Richard Yerema, executive editor at the competition, says, "B.C. is almost its own country with its diversity of business and industry as well as spectacular natural attributes. But it's not the B.C. of my parents' generation."
What he means is that thanks to remote working, there are all kinds of policies and support for new talent who may want to work for a large urban company but in the comfort of a rural community.
At software company Quadient Accounts Payable Automation by Beanworks, flexibility is a key to flourishing in what people and culture manager Kristen Gameau describes as "an extremely competitive industry in a province that is internationally recognized as a tech hub."
She continues, "Remote working for us is big, it's increasing and it's an expectation going forward."
While remote working is a lure for talent wanting to live where they choose, it also enables employers to make the world their recruitment pool. "We not only hire across the province but across Canada and beyond," Gameau says of her 142-member company. "Last year, we also began utilizing the government's BC Tech Pilot Program, which enables us to hire and obtain permanent residency for tech talent from India, Pakistan, Singapore and other countries that view our neck of the woods as a desirable work-lifestyle location."
Gameau cites another reason why remote learning is an important consideration for any B.C.-based company, not just tech: "While big cities like Vancouver are desirable, the high cost of living is beyond the means of many potential employees; remote options allow them to match their location to their budget."
Flexibility in B.C. extends to municipal governments such as the District of Saanich, another one of this year's winners, which has a workforce of about 1,400 people. "Remote work options have become a key consideration," says Sheila Allen, director of corporate services. "Saanich has implemented a permanent remote work program, with emphasis on trust, flexibility, connection and collaboration.
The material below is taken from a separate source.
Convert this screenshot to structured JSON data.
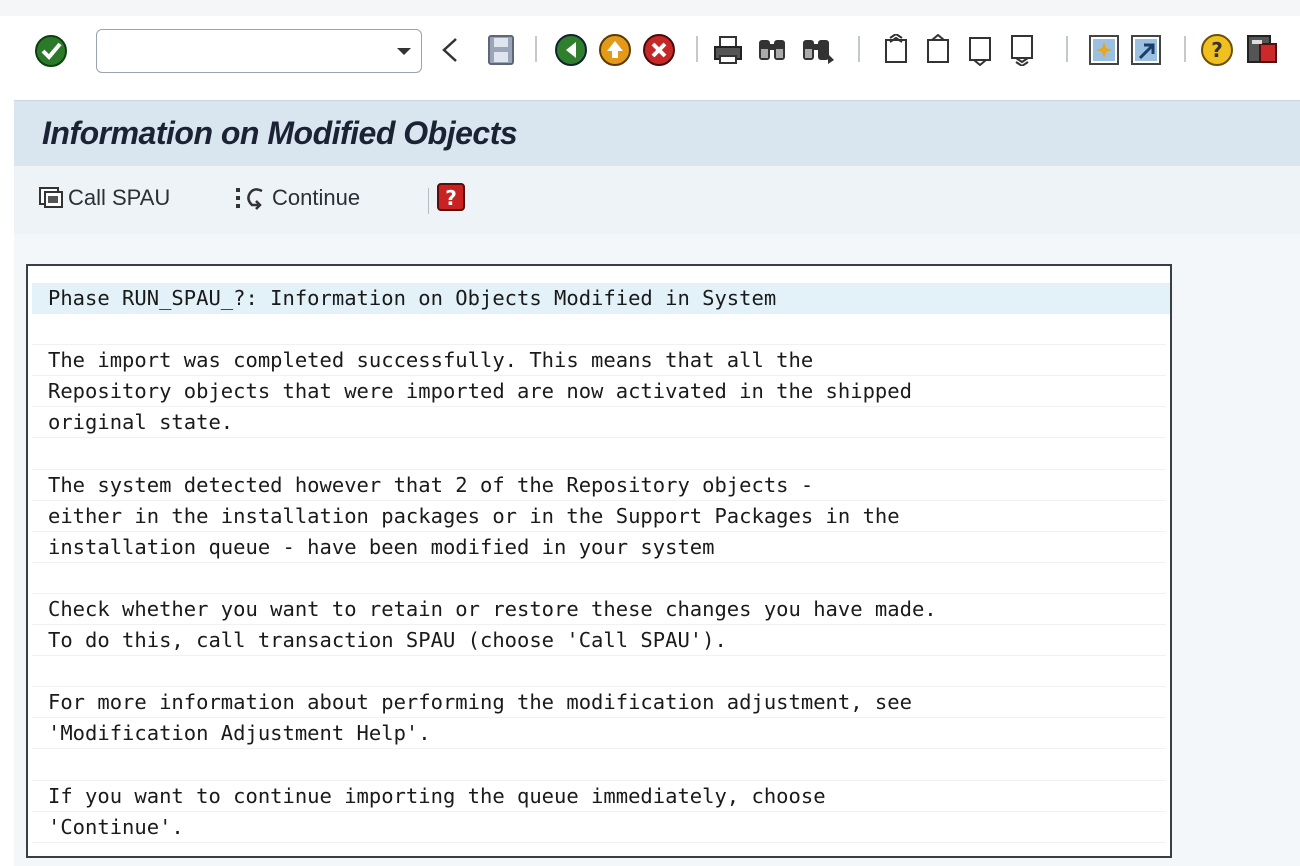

This is part of a broader flexible workplace strategy, which includes where, when and in some ways how people work."
Of course, this is backed by many other strategies. "We're building a broader and more diverse candidate pool by engaging with local organizations and enhancing our promotion and online presence," says Allen. Additionally, surveys such as the 2021 Your Experience at Saanich have proven vital in highlighting the District's strengths and areas of improvement.
A unique labour arrangement has also allowed Saanich to bolster its workforce. Allen explains, "In 2020, changes in our CUPE Collective Agreement were made to limit the use of casual and temporary status, resulting in more than 60 conversions of casual and seasonal staff to permanent status."